**Prompt:** From the entries below, say how many lines carry the word "align", and give nothing but the number.

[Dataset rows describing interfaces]
++++++++++
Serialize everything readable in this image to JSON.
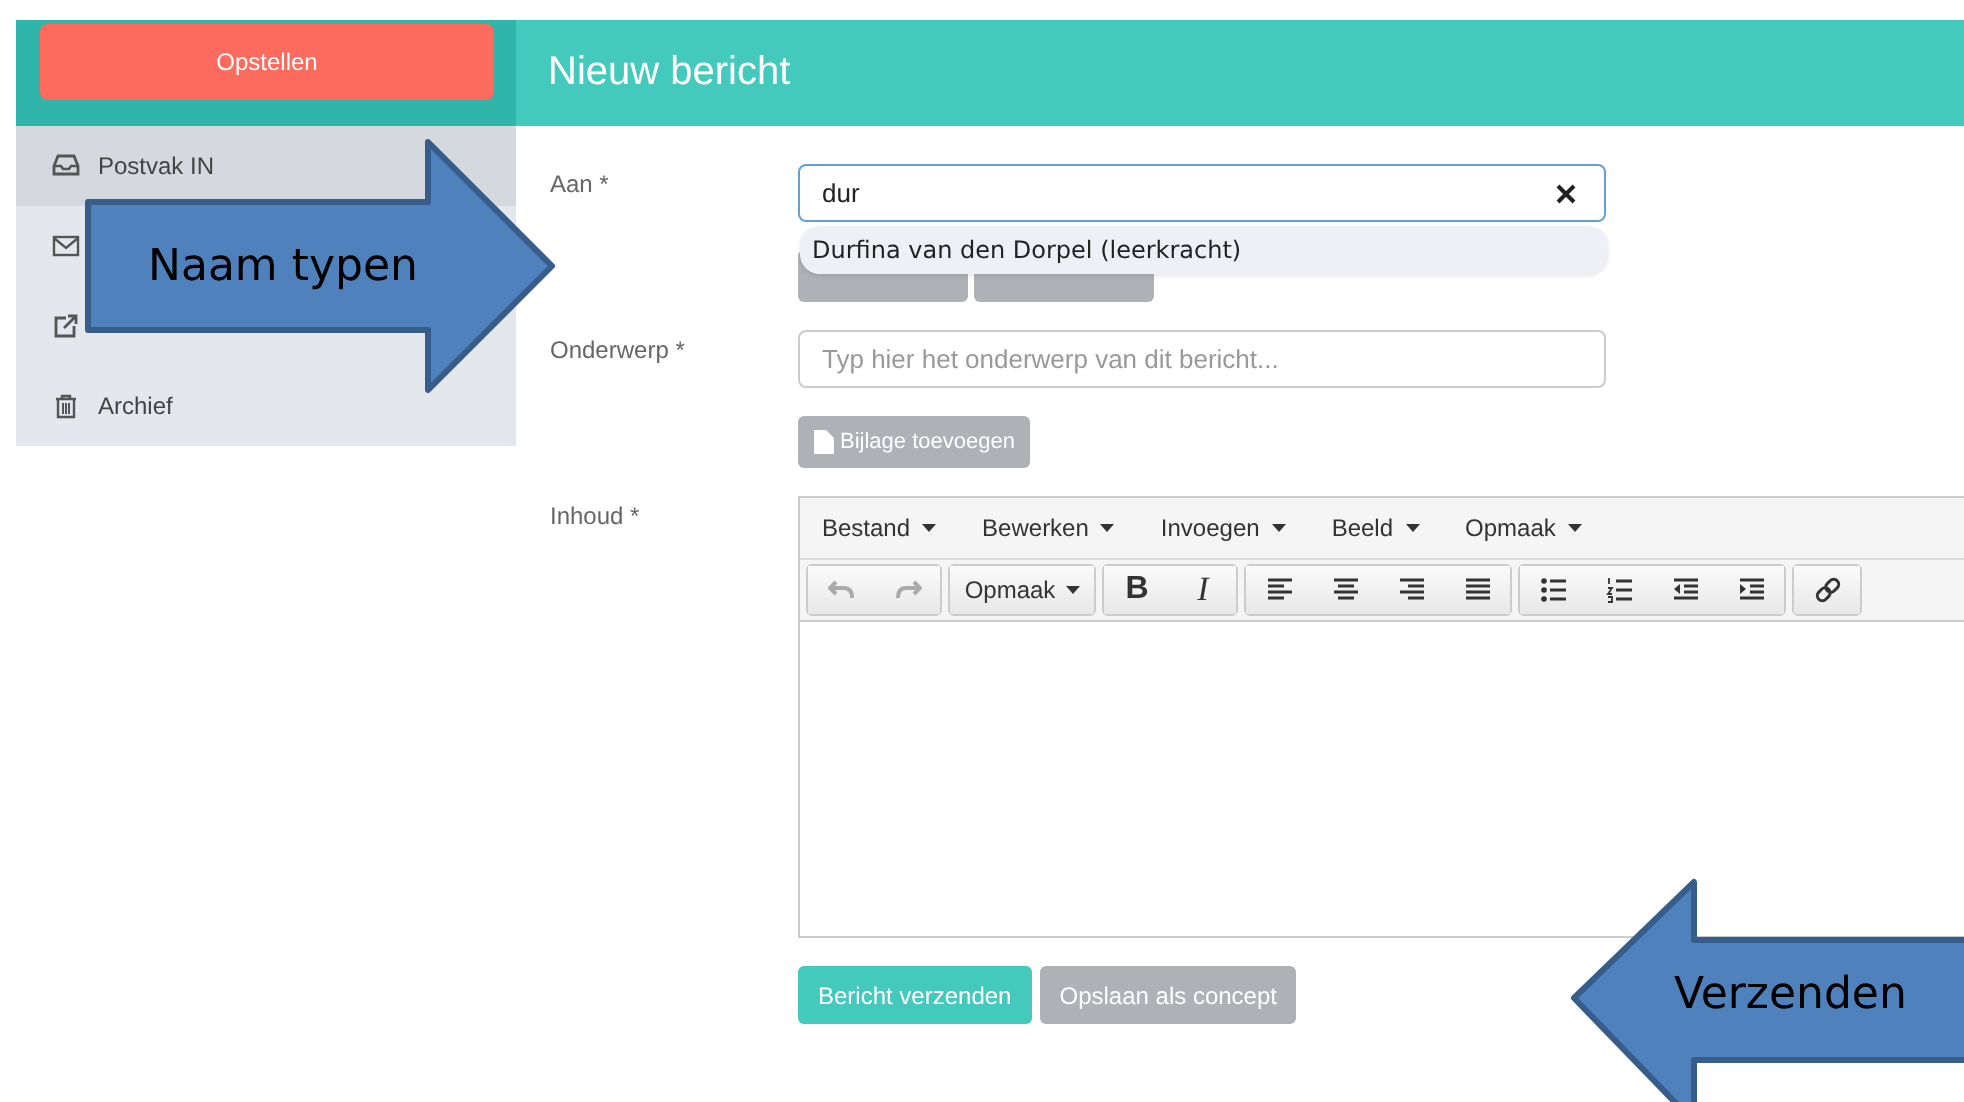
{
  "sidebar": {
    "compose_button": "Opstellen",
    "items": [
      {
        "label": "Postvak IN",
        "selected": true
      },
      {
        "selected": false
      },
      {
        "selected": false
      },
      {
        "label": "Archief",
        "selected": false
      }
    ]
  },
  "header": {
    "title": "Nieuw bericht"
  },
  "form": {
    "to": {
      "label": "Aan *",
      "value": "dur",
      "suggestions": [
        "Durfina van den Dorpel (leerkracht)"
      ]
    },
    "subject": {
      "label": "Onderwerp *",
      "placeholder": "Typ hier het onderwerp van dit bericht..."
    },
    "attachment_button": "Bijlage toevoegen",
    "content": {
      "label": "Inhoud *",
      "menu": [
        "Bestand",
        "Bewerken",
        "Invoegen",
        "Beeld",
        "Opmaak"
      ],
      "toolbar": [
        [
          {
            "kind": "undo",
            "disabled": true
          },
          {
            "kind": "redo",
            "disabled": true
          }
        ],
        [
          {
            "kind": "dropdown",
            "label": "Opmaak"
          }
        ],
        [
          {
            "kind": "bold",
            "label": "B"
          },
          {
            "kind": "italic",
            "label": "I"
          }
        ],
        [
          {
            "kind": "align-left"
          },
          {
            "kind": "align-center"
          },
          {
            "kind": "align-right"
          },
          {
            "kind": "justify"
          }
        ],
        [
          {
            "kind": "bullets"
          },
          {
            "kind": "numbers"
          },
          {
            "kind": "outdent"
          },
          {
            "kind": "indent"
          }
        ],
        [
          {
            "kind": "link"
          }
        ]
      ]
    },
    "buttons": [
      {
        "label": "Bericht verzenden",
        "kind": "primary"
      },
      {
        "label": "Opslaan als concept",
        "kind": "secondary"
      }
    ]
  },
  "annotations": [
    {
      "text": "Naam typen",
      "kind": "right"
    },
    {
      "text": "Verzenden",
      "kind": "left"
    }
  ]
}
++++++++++
**Task response:** 3